* What you are asked to do
Find each line in the records below that contains the word "Aufgaben", and copy it out.

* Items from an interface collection
◇ ◇ ◇ ◇ ◇ ◇ ◇

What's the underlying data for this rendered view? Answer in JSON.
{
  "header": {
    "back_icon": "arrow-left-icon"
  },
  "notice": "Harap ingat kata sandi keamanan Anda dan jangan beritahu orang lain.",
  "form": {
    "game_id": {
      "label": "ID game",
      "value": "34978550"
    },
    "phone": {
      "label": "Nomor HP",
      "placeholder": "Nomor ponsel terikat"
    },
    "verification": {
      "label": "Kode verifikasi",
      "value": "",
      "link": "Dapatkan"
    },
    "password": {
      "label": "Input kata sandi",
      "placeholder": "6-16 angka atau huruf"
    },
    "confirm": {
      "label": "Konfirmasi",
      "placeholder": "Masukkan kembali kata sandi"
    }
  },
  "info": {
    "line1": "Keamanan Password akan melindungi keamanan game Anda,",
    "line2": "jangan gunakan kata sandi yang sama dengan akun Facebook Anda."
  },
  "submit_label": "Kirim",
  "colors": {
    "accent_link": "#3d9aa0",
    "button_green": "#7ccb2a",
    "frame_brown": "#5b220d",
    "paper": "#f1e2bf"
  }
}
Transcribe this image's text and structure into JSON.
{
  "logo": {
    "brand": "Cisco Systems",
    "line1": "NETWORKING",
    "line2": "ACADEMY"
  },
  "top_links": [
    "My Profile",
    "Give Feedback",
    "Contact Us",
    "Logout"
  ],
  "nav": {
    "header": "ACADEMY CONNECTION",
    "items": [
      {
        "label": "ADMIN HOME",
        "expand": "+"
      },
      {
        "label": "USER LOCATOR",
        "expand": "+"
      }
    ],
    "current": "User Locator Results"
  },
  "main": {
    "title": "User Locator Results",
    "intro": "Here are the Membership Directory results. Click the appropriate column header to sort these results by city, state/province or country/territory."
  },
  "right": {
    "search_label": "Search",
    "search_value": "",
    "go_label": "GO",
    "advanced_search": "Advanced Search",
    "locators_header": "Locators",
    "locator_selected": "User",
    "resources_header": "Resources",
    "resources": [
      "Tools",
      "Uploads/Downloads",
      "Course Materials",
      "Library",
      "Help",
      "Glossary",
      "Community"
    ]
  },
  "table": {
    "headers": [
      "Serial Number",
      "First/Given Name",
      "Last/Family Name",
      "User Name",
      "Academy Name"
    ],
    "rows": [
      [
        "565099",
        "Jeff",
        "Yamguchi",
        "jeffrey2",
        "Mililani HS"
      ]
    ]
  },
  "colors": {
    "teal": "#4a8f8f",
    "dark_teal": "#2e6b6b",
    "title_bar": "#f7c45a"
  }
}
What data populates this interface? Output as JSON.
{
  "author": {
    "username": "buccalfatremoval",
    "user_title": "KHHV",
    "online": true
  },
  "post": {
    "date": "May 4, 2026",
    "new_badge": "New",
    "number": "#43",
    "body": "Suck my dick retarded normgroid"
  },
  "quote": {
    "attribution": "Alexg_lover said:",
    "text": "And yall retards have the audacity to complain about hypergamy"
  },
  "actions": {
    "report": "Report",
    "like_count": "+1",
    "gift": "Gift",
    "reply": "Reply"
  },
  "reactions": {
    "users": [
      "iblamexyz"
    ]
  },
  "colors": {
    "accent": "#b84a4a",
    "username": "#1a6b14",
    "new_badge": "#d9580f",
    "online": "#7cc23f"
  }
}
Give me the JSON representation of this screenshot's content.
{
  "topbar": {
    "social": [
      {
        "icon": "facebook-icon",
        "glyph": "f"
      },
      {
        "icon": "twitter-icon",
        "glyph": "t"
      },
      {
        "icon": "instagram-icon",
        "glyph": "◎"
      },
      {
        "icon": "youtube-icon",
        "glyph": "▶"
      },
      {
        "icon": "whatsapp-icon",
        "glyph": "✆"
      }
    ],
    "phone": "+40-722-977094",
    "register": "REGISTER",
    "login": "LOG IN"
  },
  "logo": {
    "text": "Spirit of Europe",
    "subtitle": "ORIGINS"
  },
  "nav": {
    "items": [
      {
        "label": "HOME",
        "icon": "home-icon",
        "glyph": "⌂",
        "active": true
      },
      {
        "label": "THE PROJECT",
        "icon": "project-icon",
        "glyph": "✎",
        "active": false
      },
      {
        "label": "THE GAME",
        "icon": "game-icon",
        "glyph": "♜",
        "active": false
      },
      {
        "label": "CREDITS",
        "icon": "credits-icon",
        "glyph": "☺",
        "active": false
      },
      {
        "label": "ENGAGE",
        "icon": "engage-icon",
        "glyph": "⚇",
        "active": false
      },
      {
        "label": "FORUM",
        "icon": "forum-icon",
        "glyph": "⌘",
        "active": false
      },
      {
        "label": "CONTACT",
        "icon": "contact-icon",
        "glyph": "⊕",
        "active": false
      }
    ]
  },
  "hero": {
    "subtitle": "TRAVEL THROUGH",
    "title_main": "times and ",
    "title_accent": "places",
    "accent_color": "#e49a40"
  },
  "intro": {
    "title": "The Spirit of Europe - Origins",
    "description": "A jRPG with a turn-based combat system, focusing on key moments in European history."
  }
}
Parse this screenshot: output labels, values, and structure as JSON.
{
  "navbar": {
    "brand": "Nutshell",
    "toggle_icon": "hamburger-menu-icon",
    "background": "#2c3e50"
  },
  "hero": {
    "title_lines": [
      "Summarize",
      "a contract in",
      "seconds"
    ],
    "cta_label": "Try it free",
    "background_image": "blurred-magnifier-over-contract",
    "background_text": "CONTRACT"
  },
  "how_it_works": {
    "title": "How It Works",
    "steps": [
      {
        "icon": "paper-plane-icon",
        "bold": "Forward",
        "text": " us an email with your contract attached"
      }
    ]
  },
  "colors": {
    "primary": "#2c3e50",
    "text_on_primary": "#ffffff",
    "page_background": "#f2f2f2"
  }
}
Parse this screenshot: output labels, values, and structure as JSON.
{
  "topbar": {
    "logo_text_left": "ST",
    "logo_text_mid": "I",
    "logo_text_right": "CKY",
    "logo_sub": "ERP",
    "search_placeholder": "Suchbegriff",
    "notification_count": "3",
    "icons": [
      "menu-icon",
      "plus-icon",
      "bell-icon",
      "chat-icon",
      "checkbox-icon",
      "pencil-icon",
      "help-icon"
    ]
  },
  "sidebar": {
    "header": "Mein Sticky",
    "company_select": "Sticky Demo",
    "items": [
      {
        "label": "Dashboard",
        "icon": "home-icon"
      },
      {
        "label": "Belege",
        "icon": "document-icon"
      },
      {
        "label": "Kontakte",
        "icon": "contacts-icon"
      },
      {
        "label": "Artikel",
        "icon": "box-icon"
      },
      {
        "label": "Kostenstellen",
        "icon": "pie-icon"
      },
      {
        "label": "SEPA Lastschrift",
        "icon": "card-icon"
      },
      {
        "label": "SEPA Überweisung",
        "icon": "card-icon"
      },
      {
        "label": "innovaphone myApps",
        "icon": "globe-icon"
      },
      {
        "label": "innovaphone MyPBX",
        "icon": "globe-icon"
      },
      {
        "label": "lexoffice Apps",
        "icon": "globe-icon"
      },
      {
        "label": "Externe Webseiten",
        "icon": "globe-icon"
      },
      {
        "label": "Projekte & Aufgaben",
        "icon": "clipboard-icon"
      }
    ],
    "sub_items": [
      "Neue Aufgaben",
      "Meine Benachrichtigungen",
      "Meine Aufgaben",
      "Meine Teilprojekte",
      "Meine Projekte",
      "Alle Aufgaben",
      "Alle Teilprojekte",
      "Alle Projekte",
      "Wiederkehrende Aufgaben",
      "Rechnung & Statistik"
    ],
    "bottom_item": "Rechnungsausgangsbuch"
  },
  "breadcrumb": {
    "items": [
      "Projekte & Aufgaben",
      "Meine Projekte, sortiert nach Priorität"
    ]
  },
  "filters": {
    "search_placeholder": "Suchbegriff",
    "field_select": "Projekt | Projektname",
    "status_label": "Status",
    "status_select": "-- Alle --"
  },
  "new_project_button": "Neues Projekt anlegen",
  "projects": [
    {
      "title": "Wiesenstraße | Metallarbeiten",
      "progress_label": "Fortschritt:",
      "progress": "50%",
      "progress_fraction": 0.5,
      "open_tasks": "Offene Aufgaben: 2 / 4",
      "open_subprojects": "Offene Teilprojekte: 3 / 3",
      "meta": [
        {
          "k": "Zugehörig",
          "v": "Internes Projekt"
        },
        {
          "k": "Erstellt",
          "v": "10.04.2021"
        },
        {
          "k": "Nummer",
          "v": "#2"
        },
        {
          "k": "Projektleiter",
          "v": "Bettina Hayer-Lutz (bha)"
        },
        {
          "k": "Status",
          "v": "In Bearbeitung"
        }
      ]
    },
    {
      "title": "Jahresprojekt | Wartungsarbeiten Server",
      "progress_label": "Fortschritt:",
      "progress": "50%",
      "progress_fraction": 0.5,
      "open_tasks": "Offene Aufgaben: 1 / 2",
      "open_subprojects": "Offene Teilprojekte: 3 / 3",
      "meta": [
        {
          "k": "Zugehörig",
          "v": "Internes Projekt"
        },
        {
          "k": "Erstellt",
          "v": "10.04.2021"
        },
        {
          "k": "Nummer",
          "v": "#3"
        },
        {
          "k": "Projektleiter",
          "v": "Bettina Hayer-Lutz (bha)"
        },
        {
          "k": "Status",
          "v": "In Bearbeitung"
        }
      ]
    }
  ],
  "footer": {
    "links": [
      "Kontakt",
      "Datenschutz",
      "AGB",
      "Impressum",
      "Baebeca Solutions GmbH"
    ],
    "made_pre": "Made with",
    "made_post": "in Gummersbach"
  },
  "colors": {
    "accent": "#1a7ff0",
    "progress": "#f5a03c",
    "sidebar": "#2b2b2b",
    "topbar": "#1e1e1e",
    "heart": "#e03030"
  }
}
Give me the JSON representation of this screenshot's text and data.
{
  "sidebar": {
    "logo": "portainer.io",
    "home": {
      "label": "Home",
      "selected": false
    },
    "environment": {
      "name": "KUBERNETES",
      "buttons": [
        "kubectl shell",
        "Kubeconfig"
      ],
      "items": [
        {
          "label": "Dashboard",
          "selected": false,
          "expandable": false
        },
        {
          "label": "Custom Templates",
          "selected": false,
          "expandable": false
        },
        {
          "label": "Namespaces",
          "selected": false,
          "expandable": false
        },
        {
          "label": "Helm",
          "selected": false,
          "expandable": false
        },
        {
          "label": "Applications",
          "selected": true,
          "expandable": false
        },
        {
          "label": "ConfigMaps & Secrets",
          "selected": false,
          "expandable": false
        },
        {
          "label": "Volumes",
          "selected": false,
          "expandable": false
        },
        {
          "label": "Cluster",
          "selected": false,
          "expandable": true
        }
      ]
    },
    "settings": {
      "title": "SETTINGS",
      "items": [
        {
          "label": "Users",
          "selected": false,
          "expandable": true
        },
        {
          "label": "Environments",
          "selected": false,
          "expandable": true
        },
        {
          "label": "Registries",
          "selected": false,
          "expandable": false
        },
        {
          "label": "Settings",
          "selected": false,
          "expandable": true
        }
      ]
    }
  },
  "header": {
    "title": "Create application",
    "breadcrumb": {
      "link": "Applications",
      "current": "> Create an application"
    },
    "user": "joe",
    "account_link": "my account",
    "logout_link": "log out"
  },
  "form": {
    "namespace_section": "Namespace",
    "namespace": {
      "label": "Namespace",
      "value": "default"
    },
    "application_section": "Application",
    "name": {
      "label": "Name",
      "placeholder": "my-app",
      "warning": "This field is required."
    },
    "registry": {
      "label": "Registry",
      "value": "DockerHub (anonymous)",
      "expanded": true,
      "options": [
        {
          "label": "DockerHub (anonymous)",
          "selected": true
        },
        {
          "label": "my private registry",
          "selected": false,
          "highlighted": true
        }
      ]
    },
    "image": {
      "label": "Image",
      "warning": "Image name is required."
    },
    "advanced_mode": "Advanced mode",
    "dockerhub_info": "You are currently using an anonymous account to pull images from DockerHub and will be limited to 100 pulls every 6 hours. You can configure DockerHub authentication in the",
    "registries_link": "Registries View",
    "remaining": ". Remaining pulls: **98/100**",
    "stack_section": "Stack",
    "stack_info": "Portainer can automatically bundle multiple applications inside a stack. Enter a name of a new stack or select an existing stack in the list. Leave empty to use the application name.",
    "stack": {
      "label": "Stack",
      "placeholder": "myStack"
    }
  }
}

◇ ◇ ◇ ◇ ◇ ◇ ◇

* Completed task
        "label": "Projekte & Aufgaben",
      "Neue Aufgaben",
      "Meine Aufgaben",
      "Alle Aufgaben",
      "Wiederkehrende Aufgaben",
      "Projekte & Aufgaben",
      "open_tasks": "Offene Aufgaben: 2 / 4",
      "open_tasks": "Offene Aufgaben: 1 / 2",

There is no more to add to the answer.